## Provided entries
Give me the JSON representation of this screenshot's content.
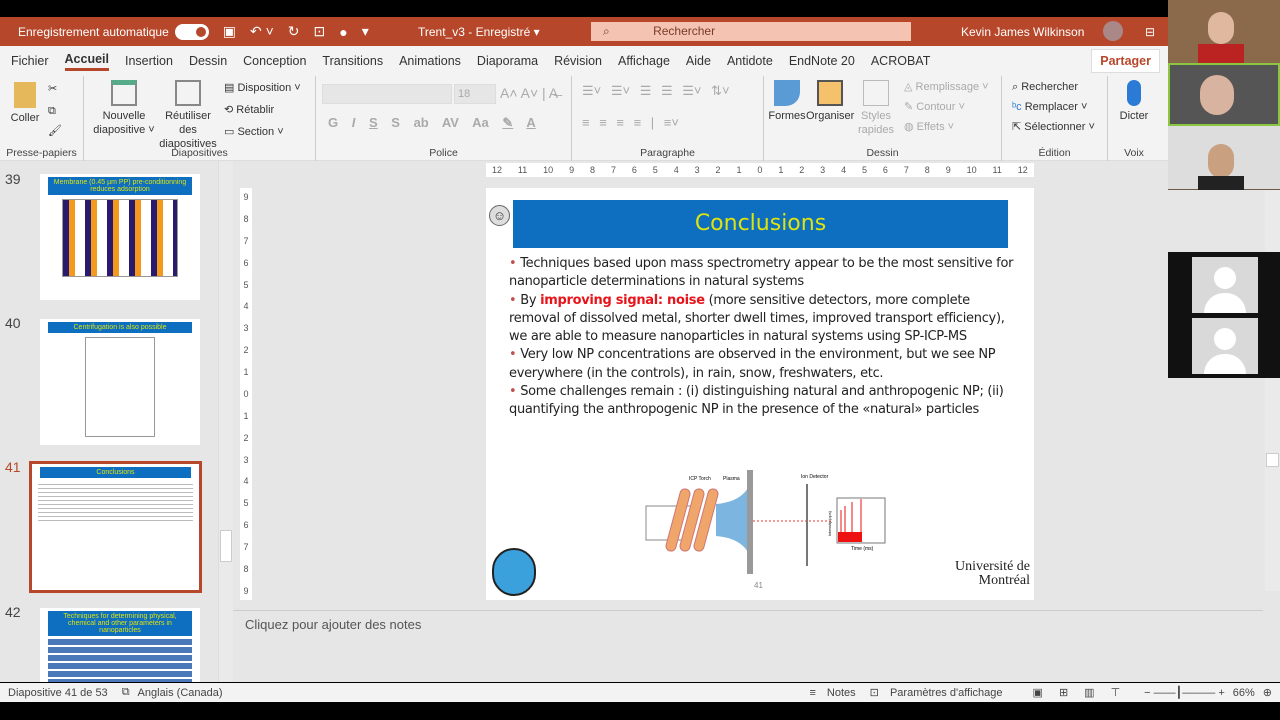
{
  "titlebar": {
    "autosave": "Enregistrement automatique",
    "doc": "Trent_v3  -  Enregistré ▾",
    "search": "Rechercher",
    "user": "Kevin James Wilkinson"
  },
  "tabs": [
    "Fichier",
    "Accueil",
    "Insertion",
    "Dessin",
    "Conception",
    "Transitions",
    "Animations",
    "Diaporama",
    "Révision",
    "Affichage",
    "Aide",
    "Antidote",
    "EndNote 20",
    "ACROBAT"
  ],
  "share": "Partager",
  "ribbon": {
    "clipboard": {
      "paste": "Coller",
      "label": "Presse-papiers"
    },
    "slides": {
      "new": "Nouvelle diapositive ˅",
      "reuse": "Réutiliser des diapositives",
      "layout": "Disposition ˅",
      "reset": "Rétablir",
      "section": "Section ˅",
      "label": "Diapositives"
    },
    "font": {
      "size": "18",
      "label": "Police",
      "buttons": [
        "G",
        "I",
        "S",
        "S"
      ]
    },
    "paragraph": {
      "label": "Paragraphe"
    },
    "drawing": {
      "shapes": "Formes",
      "arrange": "Organiser",
      "styles": "Styles rapides",
      "fill": "Remplissage ˅",
      "outline": "Contour ˅",
      "effects": "Effets ˅",
      "label": "Dessin"
    },
    "editing": {
      "find": "Rechercher",
      "replace": "Remplacer ˅",
      "select": "Sélectionner ˅",
      "label": "Édition"
    },
    "voice": {
      "dictate": "Dicter",
      "label": "Voix"
    }
  },
  "thumbnails": [
    {
      "num": "39",
      "title": "Membrane (0.45 µm PP) pre-conditionning reduces adsorption"
    },
    {
      "num": "40",
      "title": "Centrifugation is also possible"
    },
    {
      "num": "41",
      "title": "Conclusions",
      "selected": true
    },
    {
      "num": "42",
      "title": "Techniques for determining physical, chemical and other parameters in nanoparticles"
    }
  ],
  "ruler": [
    "12",
    "11",
    "10",
    "9",
    "8",
    "7",
    "6",
    "5",
    "4",
    "3",
    "2",
    "1",
    "0",
    "1",
    "2",
    "3",
    "4",
    "5",
    "6",
    "7",
    "8",
    "9",
    "10",
    "11",
    "12"
  ],
  "vruler": [
    "9",
    "8",
    "7",
    "6",
    "5",
    "4",
    "3",
    "2",
    "1",
    "0",
    "1",
    "2",
    "3",
    "4",
    "5",
    "6",
    "7",
    "8",
    "9"
  ],
  "slide": {
    "title": "Conclusions",
    "b1": "Techniques based upon mass spectrometry appear to be the most sensitive for nanoparticle determinations in natural systems",
    "b2_pre": "By ",
    "b2_red": "improving signal: noise",
    "b2_post": " (more sensitive detectors, more complete removal of dissolved metal, shorter dwell times, improved transport efficiency), we are able to measure nanoparticles in natural systems using SP-ICP-MS",
    "b3": "Very low NP concentrations are observed in the environment, but we see NP everywhere (in the controls), in rain, snow, freshwaters, etc.",
    "b4": "Some challenges remain : (i) distinguishing natural and anthropogenic NP; (ii) quantifying the anthropogenic NP in the presence of the «natural» particles",
    "diagram": {
      "torch": "ICP Torch",
      "plasma": "Plasma",
      "detector": "Ion Detector",
      "xaxis": "Time (ms)",
      "yaxis": "Intensity (cps)"
    },
    "page": "41",
    "logo": "Université de Montréal",
    "colors": {
      "title_bg": "#0e6ebf",
      "title_fg": "#dde40d",
      "highlight": "#e8141b"
    }
  },
  "notes": "Cliquez pour ajouter des notes",
  "status": {
    "slide": "Diapositive 41 de 53",
    "lang": "Anglais (Canada)",
    "notes": "Notes",
    "view": "Paramètres d'affichage",
    "zoom": "66%"
  },
  "accent": "#b7472a"
}
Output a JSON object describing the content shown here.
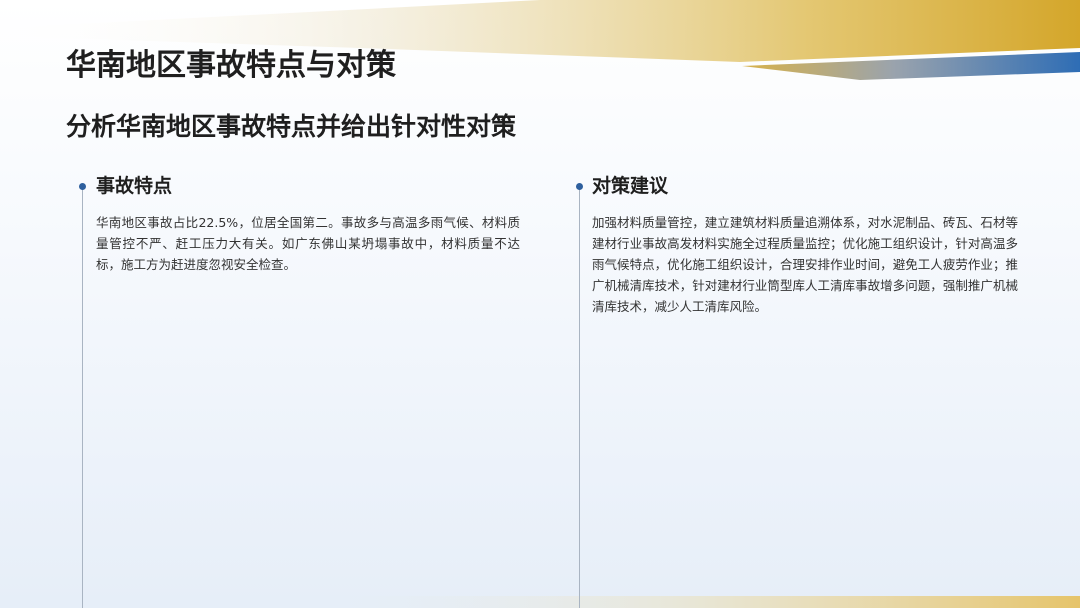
{
  "slide": {
    "title": "华南地区事故特点与对策",
    "subtitle": "分析华南地区事故特点并给出针对性对策"
  },
  "sections": [
    {
      "heading": "事故特点",
      "body": "华南地区事故占比22.5%，位居全国第二。事故多与高温多雨气候、材料质量管控不严、赶工压力大有关。如广东佛山某坍塌事故中，材料质量不达标，施工方为赶进度忽视安全检查。"
    },
    {
      "heading": "对策建议",
      "body": "加强材料质量管控，建立建筑材料质量追溯体系，对水泥制品、砖瓦、石材等建材行业事故高发材料实施全过程质量监控；优化施工组织设计，针对高温多雨气候特点，优化施工组织设计，合理安排作业时间，避免工人疲劳作业；推广机械清库技术，针对建材行业筒型库人工清库事故增多问题，强制推广机械清库技术，减少人工清库风险。"
    }
  ],
  "colors": {
    "gold": "#d4a62a",
    "blue": "#2e6db5",
    "gray": "#9aa3ad",
    "timeline_dot": "#2e5f9e",
    "timeline_line": "#a9b4c2",
    "text_dark": "#1f1f1f",
    "text_body": "#333333"
  }
}
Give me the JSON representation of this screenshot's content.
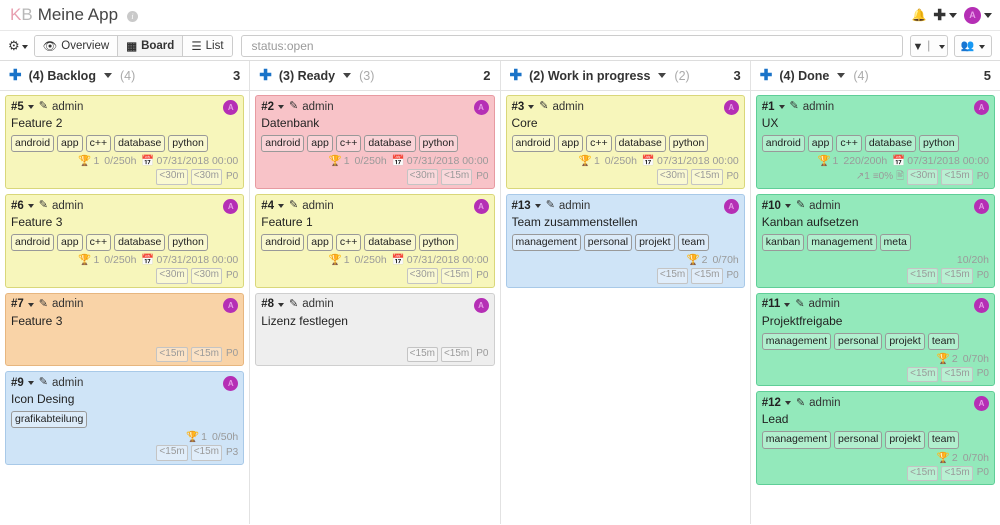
{
  "header": {
    "logo_prefix_k": "K",
    "logo_prefix_b": "B",
    "title": "Meine App",
    "info_icon_char": "i",
    "bell_icon": "bell-icon",
    "plus_icon": "plus-icon",
    "avatar_initial": "A"
  },
  "toolbar": {
    "gear_label": "",
    "overview_label": "Overview",
    "board_label": "Board",
    "list_label": "List",
    "search_value": "status:open",
    "search_placeholder": "status:open",
    "filter_button": "filter-icon",
    "users_button": "users-icon"
  },
  "columns": [
    {
      "title": "(4) Backlog",
      "limit": "(4)",
      "count": "3",
      "cards": [
        {
          "id": "#5",
          "user": "admin",
          "avatar": "A",
          "title": "Feature 2",
          "color": "c-yellow",
          "tags": [
            "android",
            "app",
            "c++",
            "database",
            "python"
          ],
          "score": "1",
          "hours": "0/250h",
          "date": "07/31/2018 00:00",
          "links": "",
          "progress": "",
          "has_description": false,
          "time1": "<30m",
          "time2": "<30m",
          "priority": "P0"
        },
        {
          "id": "#6",
          "user": "admin",
          "avatar": "A",
          "title": "Feature 3",
          "color": "c-yellow",
          "tags": [
            "android",
            "app",
            "c++",
            "database",
            "python"
          ],
          "score": "1",
          "hours": "0/250h",
          "date": "07/31/2018 00:00",
          "links": "",
          "progress": "",
          "has_description": false,
          "time1": "<30m",
          "time2": "<30m",
          "priority": "P0"
        },
        {
          "id": "#7",
          "user": "admin",
          "avatar": "A",
          "title": "Feature 3",
          "color": "c-orange",
          "tags": [],
          "score": "",
          "hours": "",
          "date": "",
          "links": "",
          "progress": "",
          "has_description": false,
          "time1": "<15m",
          "time2": "<15m",
          "priority": "P0"
        },
        {
          "id": "#9",
          "user": "admin",
          "avatar": "A",
          "title": "Icon Desing",
          "color": "c-blue",
          "tags": [
            "grafikabteilung"
          ],
          "score": "1",
          "hours": "0/50h",
          "date": "",
          "links": "",
          "progress": "",
          "has_description": false,
          "time1": "<15m",
          "time2": "<15m",
          "priority": "P3"
        }
      ]
    },
    {
      "title": "(3) Ready",
      "limit": "(3)",
      "count": "2",
      "cards": [
        {
          "id": "#2",
          "user": "admin",
          "avatar": "A",
          "title": "Datenbank",
          "color": "c-pink",
          "tags": [
            "android",
            "app",
            "c++",
            "database",
            "python"
          ],
          "score": "1",
          "hours": "0/250h",
          "date": "07/31/2018 00:00",
          "links": "",
          "progress": "",
          "has_description": false,
          "time1": "<30m",
          "time2": "<15m",
          "priority": "P0"
        },
        {
          "id": "#4",
          "user": "admin",
          "avatar": "A",
          "title": "Feature 1",
          "color": "c-yellow",
          "tags": [
            "android",
            "app",
            "c++",
            "database",
            "python"
          ],
          "score": "1",
          "hours": "0/250h",
          "date": "07/31/2018 00:00",
          "links": "",
          "progress": "",
          "has_description": false,
          "time1": "<30m",
          "time2": "<15m",
          "priority": "P0"
        },
        {
          "id": "#8",
          "user": "admin",
          "avatar": "A",
          "title": "Lizenz festlegen",
          "color": "c-grey",
          "tags": [],
          "score": "",
          "hours": "",
          "date": "",
          "links": "",
          "progress": "",
          "has_description": false,
          "time1": "<15m",
          "time2": "<15m",
          "priority": "P0"
        }
      ]
    },
    {
      "title": "(2) Work in progress",
      "limit": "(2)",
      "count": "3",
      "cards": [
        {
          "id": "#3",
          "user": "admin",
          "avatar": "A",
          "title": "Core",
          "color": "c-yellow",
          "tags": [
            "android",
            "app",
            "c++",
            "database",
            "python"
          ],
          "score": "1",
          "hours": "0/250h",
          "date": "07/31/2018 00:00",
          "links": "",
          "progress": "",
          "has_description": false,
          "time1": "<30m",
          "time2": "<15m",
          "priority": "P0"
        },
        {
          "id": "#13",
          "user": "admin",
          "avatar": "A",
          "title": "Team zusammenstellen",
          "color": "c-wip",
          "tags": [
            "management",
            "personal",
            "projekt",
            "team"
          ],
          "score": "2",
          "hours": "0/70h",
          "date": "",
          "links": "",
          "progress": "",
          "has_description": false,
          "time1": "<15m",
          "time2": "<15m",
          "priority": "P0"
        }
      ]
    },
    {
      "title": "(4) Done",
      "limit": "(4)",
      "count": "5",
      "cards": [
        {
          "id": "#1",
          "user": "admin",
          "avatar": "A",
          "title": "UX",
          "color": "c-green",
          "tags": [
            "android",
            "app",
            "c++",
            "database",
            "python"
          ],
          "score": "1",
          "hours": "220/200h",
          "date": "07/31/2018 00:00",
          "links": "1",
          "progress": "0%",
          "has_description": true,
          "time1": "<30m",
          "time2": "<15m",
          "priority": "P0"
        },
        {
          "id": "#10",
          "user": "admin",
          "avatar": "A",
          "title": "Kanban aufsetzen",
          "color": "c-green",
          "tags": [
            "kanban",
            "management",
            "meta"
          ],
          "score": "",
          "hours": "10/20h",
          "date": "",
          "links": "",
          "progress": "",
          "has_description": false,
          "time1": "<15m",
          "time2": "<15m",
          "priority": "P0"
        },
        {
          "id": "#11",
          "user": "admin",
          "avatar": "A",
          "title": "Projektfreigabe",
          "color": "c-green",
          "tags": [
            "management",
            "personal",
            "projekt",
            "team"
          ],
          "score": "2",
          "hours": "0/70h",
          "date": "",
          "links": "",
          "progress": "",
          "has_description": false,
          "time1": "<15m",
          "time2": "<15m",
          "priority": "P0"
        },
        {
          "id": "#12",
          "user": "admin",
          "avatar": "A",
          "title": "Lead",
          "color": "c-green",
          "tags": [
            "management",
            "personal",
            "projekt",
            "team"
          ],
          "score": "2",
          "hours": "0/70h",
          "date": "",
          "links": "",
          "progress": "",
          "has_description": false,
          "time1": "<15m",
          "time2": "<15m",
          "priority": "P0"
        }
      ]
    }
  ]
}
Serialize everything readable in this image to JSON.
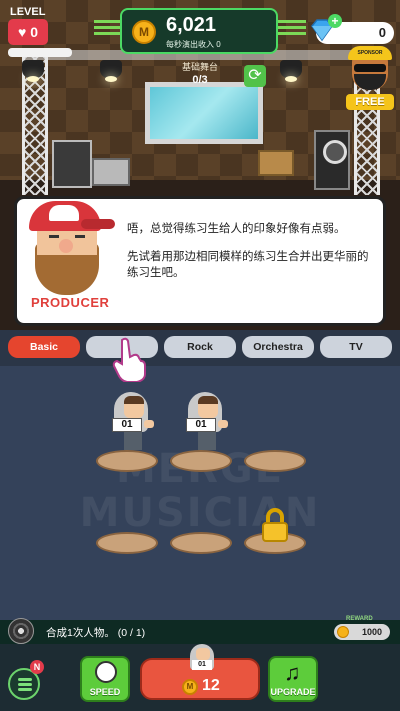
{
  "hud": {
    "level_label": "LEVEL",
    "hearts": "0",
    "coins": "6,021",
    "coin_symbol": "M",
    "rate_label": "每秒演出收入 0",
    "gems": "0",
    "gem_plus": "+",
    "stage_name": "基础舞台",
    "stage_count": "0/3",
    "sponsor_hat_text": "SPONSOR",
    "free_label": "FREE"
  },
  "dialog": {
    "speaker": "PRODUCER",
    "line1": "唔，总觉得练习生给人的印象好像有点弱。",
    "line2": "先试着用那边相同模样的练习生合并出更华丽的练习生吧。"
  },
  "tabs": [
    {
      "label": "Basic",
      "active": true
    },
    {
      "label": "",
      "active": false
    },
    {
      "label": "Rock",
      "active": false
    },
    {
      "label": "Orchestra",
      "active": false
    },
    {
      "label": "TV",
      "active": false
    }
  ],
  "board": {
    "watermark_line1": "MERGE",
    "watermark_line2": "MUSICIAN",
    "musicians": [
      {
        "badge": "01"
      },
      {
        "badge": "01"
      }
    ]
  },
  "mission": {
    "text": "合成1次人物。 (0 / 1)",
    "reward_label": "REWARD",
    "reward_value": "1000"
  },
  "bottom": {
    "notification_badge": "N",
    "speed_label": "SPEED",
    "upgrade_label": "UPGRADE",
    "buy_badge": "01",
    "buy_coin_symbol": "M",
    "buy_price": "12"
  },
  "colors": {
    "accent_green": "#4cd964",
    "tab_active": "#e5452e",
    "buy_button": "#e9553f",
    "heart_badge": "#e33b4b"
  }
}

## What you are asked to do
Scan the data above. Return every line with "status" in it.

## Task response
  "status": {
    "search_value": "status:open",
    "search_placeholder": "status:open",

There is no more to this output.